For Creamy Iced Cuban Coffee, Use A Splash Of Sweetened Condensed Milk

Pouring milk into an iced coffee
Pouring milk into an iced coffee - Akira Kaelyn/Shutterstock

Sugar has been one of Cuba's top crops for centuries, so it's only natural that it should play a major role in the country's cuisine. You'll find it in desserts like buñuelos or Cuban flan, but it also pairs beautifully with one of the country's other major crops: coffee. Cubans make their coffee in many ways, but there's one commonality -- that strong, sweet taste that Cuban coffee is known for.

Traditional Cuban coffee, called café Cubano, is made from finely ground beans with a stovetop espresso maker. The first few drops of espresso are vigorously mixed with brown sugar until a creamy foam, known as an espuma or espumita, starts to form. This rich froth is the result of a chemical reaction between the hot coffee and the sugar and creates a different sweet taste than the flavor you'd get from mixing the sugar into coffee after it has already been fully brewed.

Often, Cubans create café cortado by adding a generous helping of steamed milk to combat the bitter taste of the coffee. Sugar doesn't always mix well with cold water, though, so if you're craving an iced version of the drink, consider opting for using sweetened condensed milk instead. This canned milk mixes beautifully — and provides a rich, creamy taste and texture.

Read more: 26 Coffee Hacks You Need To Know For A Better Cup

How To Make Iced Cuban Coffee With Sweetened Condensed Milk

Hands pouring Cuban coffee into a mug
Hands pouring Cuban coffee into a mug - Juanmonino/Getty Images

If you have an espresso machine on hand, the brewing method is similar to the one used to make traditional Cuban coffee with brown sugar. Brew 2 shots of espresso using rich, finely ground espresso beans, like Café Bustelo, then pour the coffee into a cup with a tablespoon of sweetened condensed milk. Stir the mixture together, then pour it into a mason jar with ice. Screw the lid on the jar, then shake it into a thick, fluffy foam to match Cuban coffee's characteristic frothy texture. Finally, add a bit of regular milk to top it off.

No espresso machine? No problem. Since you don't have to worry about dissolving sugar into a cold drink, you can easily make an approximation of Cuban coffee using cold brew. You don't even have to have a coffee machine at all — just refrigerate a mixture of ground coffee and water at a 1:5 ratio overnight. Once it's brewed, use a strainer or coffee filter to remove the coffee grounds, then combine the cold brew in a cup with ice and a few tablespoons of sweetened condensed milk as a creamer.

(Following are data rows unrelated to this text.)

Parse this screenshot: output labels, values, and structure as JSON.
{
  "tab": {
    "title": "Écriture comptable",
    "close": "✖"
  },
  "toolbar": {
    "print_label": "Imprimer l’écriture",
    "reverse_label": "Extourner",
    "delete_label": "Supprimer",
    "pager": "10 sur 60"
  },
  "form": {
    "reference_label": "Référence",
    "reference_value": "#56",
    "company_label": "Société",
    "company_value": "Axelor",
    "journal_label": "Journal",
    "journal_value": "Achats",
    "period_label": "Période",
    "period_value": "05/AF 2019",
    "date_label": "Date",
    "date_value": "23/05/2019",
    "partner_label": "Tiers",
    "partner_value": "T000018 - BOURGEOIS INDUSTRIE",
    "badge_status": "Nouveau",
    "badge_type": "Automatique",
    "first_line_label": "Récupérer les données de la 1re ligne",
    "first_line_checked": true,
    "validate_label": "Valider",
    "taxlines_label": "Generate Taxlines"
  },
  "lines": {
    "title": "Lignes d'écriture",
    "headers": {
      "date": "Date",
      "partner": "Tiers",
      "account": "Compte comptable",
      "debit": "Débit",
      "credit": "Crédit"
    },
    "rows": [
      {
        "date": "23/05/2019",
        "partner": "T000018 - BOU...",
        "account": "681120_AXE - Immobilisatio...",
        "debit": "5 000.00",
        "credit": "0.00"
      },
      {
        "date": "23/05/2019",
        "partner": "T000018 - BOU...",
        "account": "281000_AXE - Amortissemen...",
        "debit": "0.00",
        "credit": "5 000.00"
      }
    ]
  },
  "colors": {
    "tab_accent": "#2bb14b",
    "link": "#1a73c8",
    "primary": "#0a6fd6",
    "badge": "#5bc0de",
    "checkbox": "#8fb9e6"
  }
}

If you choose, you can top it off with a bit of regular milk to thin the texture and cut down the sweet taste. In Cuba -- and in Cuban communities abroad -- coffee is very much a social drink. So, consider inviting a few friends over to share a cup and enjoy a good conversation.

Read the original article on Tasting Table.